> **How to complete this task**
Type out all the records once more, exactly.

> **Records to process**
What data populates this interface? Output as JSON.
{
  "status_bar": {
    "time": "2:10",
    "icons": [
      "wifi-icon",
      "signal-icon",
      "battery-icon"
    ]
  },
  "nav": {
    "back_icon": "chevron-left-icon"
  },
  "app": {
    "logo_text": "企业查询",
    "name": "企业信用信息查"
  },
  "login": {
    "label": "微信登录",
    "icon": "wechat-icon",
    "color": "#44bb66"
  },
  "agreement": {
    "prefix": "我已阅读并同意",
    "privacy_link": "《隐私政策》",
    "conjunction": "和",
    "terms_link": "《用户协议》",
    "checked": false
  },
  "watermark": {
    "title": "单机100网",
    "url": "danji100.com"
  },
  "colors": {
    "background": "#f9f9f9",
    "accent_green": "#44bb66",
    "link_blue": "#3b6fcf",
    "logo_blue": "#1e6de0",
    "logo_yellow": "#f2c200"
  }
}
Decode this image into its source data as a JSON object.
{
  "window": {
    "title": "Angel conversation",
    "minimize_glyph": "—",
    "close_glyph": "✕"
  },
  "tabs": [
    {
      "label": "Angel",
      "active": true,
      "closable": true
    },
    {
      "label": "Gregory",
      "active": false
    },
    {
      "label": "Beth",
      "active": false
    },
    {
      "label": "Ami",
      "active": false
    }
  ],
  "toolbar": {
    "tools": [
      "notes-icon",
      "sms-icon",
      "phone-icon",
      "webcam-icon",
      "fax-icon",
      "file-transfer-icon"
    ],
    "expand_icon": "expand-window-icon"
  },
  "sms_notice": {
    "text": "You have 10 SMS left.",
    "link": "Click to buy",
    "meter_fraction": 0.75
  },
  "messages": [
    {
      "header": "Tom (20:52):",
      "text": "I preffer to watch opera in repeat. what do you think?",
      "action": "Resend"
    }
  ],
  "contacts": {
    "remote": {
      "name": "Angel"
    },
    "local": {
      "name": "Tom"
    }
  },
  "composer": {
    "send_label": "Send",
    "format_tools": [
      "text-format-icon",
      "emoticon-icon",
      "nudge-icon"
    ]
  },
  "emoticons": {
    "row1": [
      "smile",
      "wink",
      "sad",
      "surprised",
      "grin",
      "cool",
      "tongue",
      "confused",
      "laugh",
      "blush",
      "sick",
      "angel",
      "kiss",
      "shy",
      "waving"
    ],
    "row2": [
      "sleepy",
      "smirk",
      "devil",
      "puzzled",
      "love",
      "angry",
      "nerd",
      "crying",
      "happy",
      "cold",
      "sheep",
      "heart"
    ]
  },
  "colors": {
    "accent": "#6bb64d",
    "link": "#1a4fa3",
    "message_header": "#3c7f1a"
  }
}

> **Problem solution**
What data populates this interface? Output as JSON.
{
  "status_bar": {
    "time": "2:10",
    "icons": [
      "wifi-icon",
      "signal-icon",
      "battery-icon"
    ]
  },
  "nav": {
    "back_icon": "chevron-left-icon"
  },
  "app": {
    "logo_text": "企业查询",
    "name": "企业信用信息查"
  },
  "login": {
    "label": "微信登录",
    "icon": "wechat-icon",
    "color": "#44bb66"
  },
  "agreement": {
    "prefix": "我已阅读并同意",
    "privacy_link": "《隐私政策》",
    "conjunction": "和",
    "terms_link": "《用户协议》",
    "checked": false
  },
  "watermark": {
    "title": "单机100网",
    "url": "danji100.com"
  },
  "colors": {
    "background": "#f9f9f9",
    "accent_green": "#44bb66",
    "link_blue": "#3b6fcf",
    "logo_blue": "#1e6de0",
    "logo_yellow": "#f2c200"
  }
}
Decode this image into its source data as a JSON object.
{
  "window": {
    "title": "Angel conversation",
    "minimize_glyph": "—",
    "close_glyph": "✕"
  },
  "tabs": [
    {
      "label": "Angel",
      "active": true,
      "closable": true
    },
    {
      "label": "Gregory",
      "active": false
    },
    {
      "label": "Beth",
      "active": false
    },
    {
      "label": "Ami",
      "active": false
    }
  ],
  "toolbar": {
    "tools": [
      "notes-icon",
      "sms-icon",
      "phone-icon",
      "webcam-icon",
      "fax-icon",
      "file-transfer-icon"
    ],
    "expand_icon": "expand-window-icon"
  },
  "sms_notice": {
    "text": "You have 10 SMS left.",
    "link": "Click to buy",
    "meter_fraction": 0.75
  },
  "messages": [
    {
      "header": "Tom (20:52):",
      "text": "I preffer to watch opera in repeat. what do you think?",
      "action": "Resend"
    }
  ],
  "contacts": {
    "remote": {
      "name": "Angel"
    },
    "local": {
      "name": "Tom"
    }
  },
  "composer": {
    "send_label": "Send",
    "format_tools": [
      "text-format-icon",
      "emoticon-icon",
      "nudge-icon"
    ]
  },
  "emoticons": {
    "row1": [
      "smile",
      "wink",
      "sad",
      "surprised",
      "grin",
      "cool",
      "tongue",
      "confused",
      "laugh",
      "blush",
      "sick",
      "angel",
      "kiss",
      "shy",
      "waving"
    ],
    "row2": [
      "sleepy",
      "smirk",
      "devil",
      "puzzled",
      "love",
      "angry",
      "nerd",
      "crying",
      "happy",
      "cold",
      "sheep",
      "heart"
    ]
  },
  "colors": {
    "accent": "#6bb64d",
    "link": "#1a4fa3",
    "message_header": "#3c7f1a"
  }
}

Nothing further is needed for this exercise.